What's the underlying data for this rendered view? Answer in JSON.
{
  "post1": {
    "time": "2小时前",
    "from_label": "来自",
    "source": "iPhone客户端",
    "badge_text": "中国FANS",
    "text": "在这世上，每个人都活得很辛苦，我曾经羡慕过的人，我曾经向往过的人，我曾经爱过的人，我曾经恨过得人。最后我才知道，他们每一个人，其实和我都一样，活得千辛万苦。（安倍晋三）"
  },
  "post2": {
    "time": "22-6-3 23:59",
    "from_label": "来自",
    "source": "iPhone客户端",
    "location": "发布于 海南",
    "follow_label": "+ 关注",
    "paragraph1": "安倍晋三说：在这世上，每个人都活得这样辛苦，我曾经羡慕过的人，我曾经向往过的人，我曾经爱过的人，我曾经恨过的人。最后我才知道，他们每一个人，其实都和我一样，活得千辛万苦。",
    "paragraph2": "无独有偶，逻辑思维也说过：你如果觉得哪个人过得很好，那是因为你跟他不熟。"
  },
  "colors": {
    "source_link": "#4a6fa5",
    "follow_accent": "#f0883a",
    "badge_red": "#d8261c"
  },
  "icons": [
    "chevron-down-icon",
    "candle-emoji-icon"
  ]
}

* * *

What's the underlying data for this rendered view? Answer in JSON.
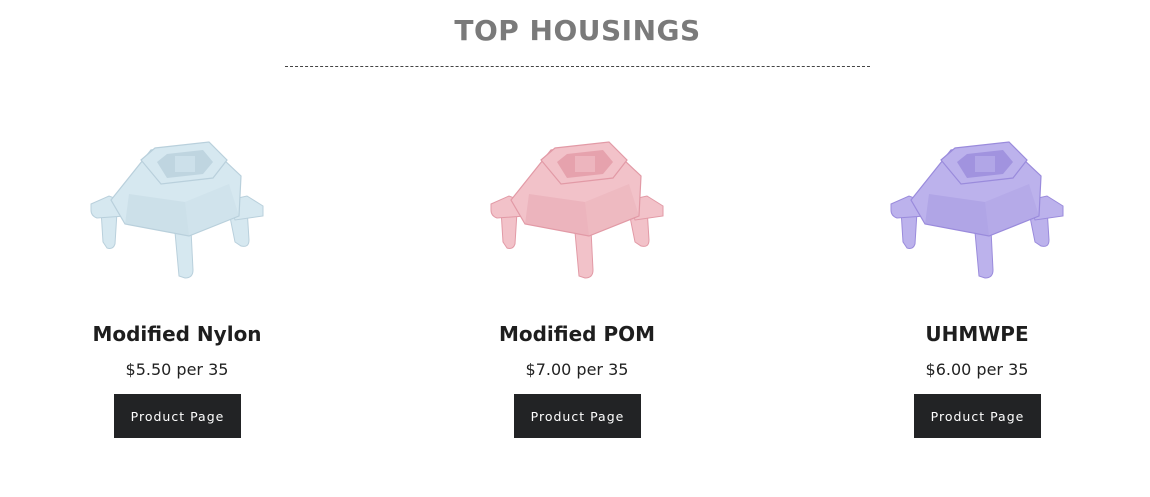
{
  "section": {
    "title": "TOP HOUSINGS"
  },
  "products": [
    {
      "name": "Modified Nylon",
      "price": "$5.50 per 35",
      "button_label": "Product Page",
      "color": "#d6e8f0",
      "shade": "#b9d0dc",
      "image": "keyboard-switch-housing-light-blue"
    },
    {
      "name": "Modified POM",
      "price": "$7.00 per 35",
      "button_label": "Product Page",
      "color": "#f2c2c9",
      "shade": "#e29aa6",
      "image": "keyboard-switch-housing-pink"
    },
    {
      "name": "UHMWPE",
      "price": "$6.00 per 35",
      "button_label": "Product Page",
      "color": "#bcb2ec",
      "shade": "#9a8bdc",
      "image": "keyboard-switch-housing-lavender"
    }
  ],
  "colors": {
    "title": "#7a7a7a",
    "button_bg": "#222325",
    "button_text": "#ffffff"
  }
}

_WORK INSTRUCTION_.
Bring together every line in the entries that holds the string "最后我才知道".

_EXPECTED ANSWER_.
    "text": "在这世上，每个人都活得很辛苦，我曾经羡慕过的人，我曾经向往过的人，我曾经爱过的人，我曾经恨过得人。最后我才知道，他们每一个人，其实和我都一样，活得千辛万苦。（安倍晋三）"
    "paragraph1": "安倍晋三说：在这世上，每个人都活得这样辛苦，我曾经羡慕过的人，我曾经向往过的人，我曾经爱过的人，我曾经恨过的人。最后我才知道，他们每一个人，其实都和我一样，活得千辛万苦。",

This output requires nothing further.